Over the years, exit and opinion polls have greatly lost their credibility, simply because their predictions are all over the place. If they were actually being done scientifically, they would not be showing results that covered every part of the spectrum. If, in varied manner, the polls project every permutation and combination, it is obvious that a particular one will get it right. This is usually remembered, while the failures are forgotten. In the early days, the polls had developed a reputation for accuracy, but it seems the technique is slipshod in the present. Sadly, it is a sad development for the field of statistics and Psephology.
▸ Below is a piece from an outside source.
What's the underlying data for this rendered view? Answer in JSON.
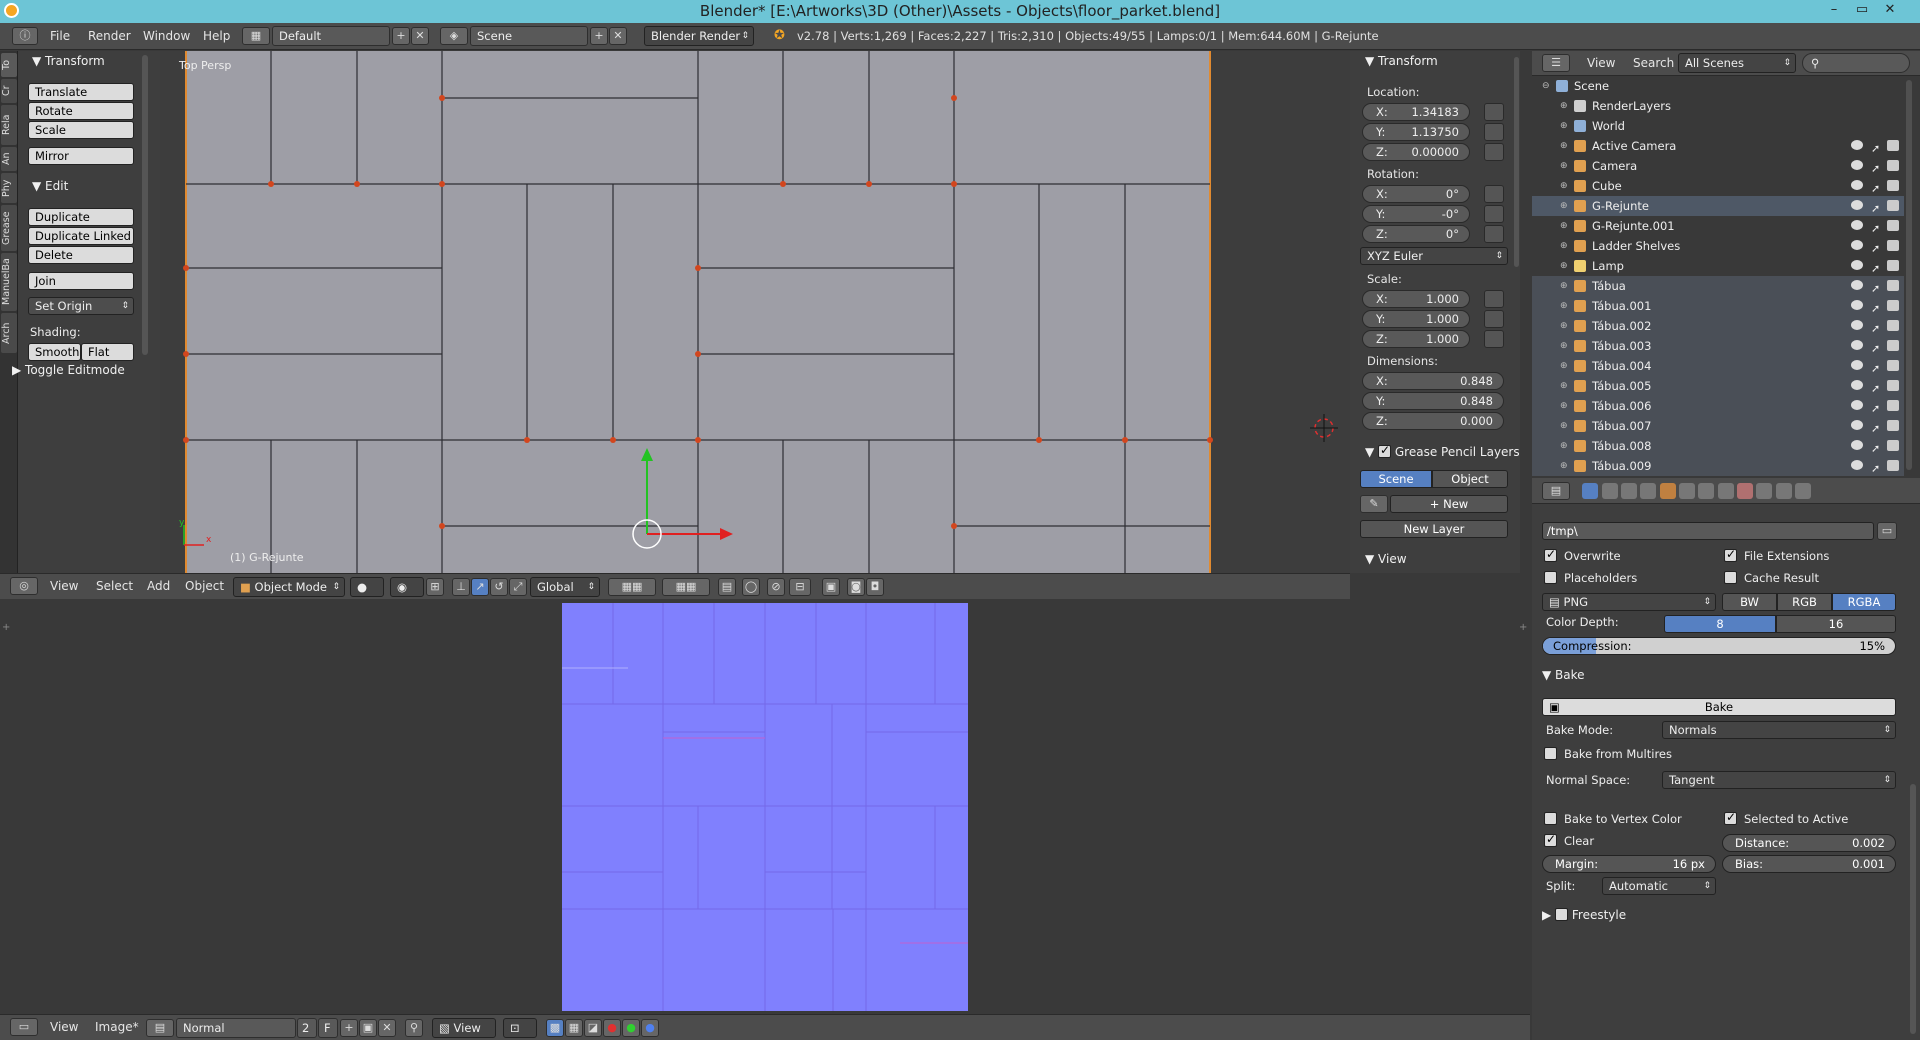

It is possible that opinion polls have become a means to actually influence voters, which is why they generate so much heat. This may also be why they have such different outcomes. Over time, the voters, too, have realised this and developed some immunity to following the supposed trend. In the case of exit polls, however, the effort should be made to get as close an estimate possible or the agencies concerned should not bother. It would be preferable if people with experience and knowledge of the election scene discuss specifics of what occurred during elections, which would be informative and educative for the general populace. Unfortunately, here too there is much subjectivity. There are few who can stay above the fray and provide an objective understanding of trends.
Another negative fallout of this tendency is the growing lack of faith even in constitutional institutions such as the Election Commission and the general administration. This is despite the undisputable fact that elections have increasingly been fairer and more inclusive over the years, since the times when entire sections of people could be excluded through intimidation and trickery. This has, of course, not entirely been eliminated, particularly as crooked politicians are continuously finding ways to get around the system. A general consensus needs to be created so that the challenges to constitutional conventions are discouraged and adequately dealt with. There certainly can be no scope for Trump style efforts to influence vote-counting and announcement of results, such as the exhortation by some for farmers to surround counting centres in parts of Western UP.
The recent exit polls are not finding favour for various reasons among politicians. Some find the predictions on Punjab unsavoury, others cannot stomach Yogi’s purported lead in UP, while others disagree with the close contest claim in Uttarakhand. If these match the actual results, there is need to accept the reality with good grace, and work to give a better performance next time around.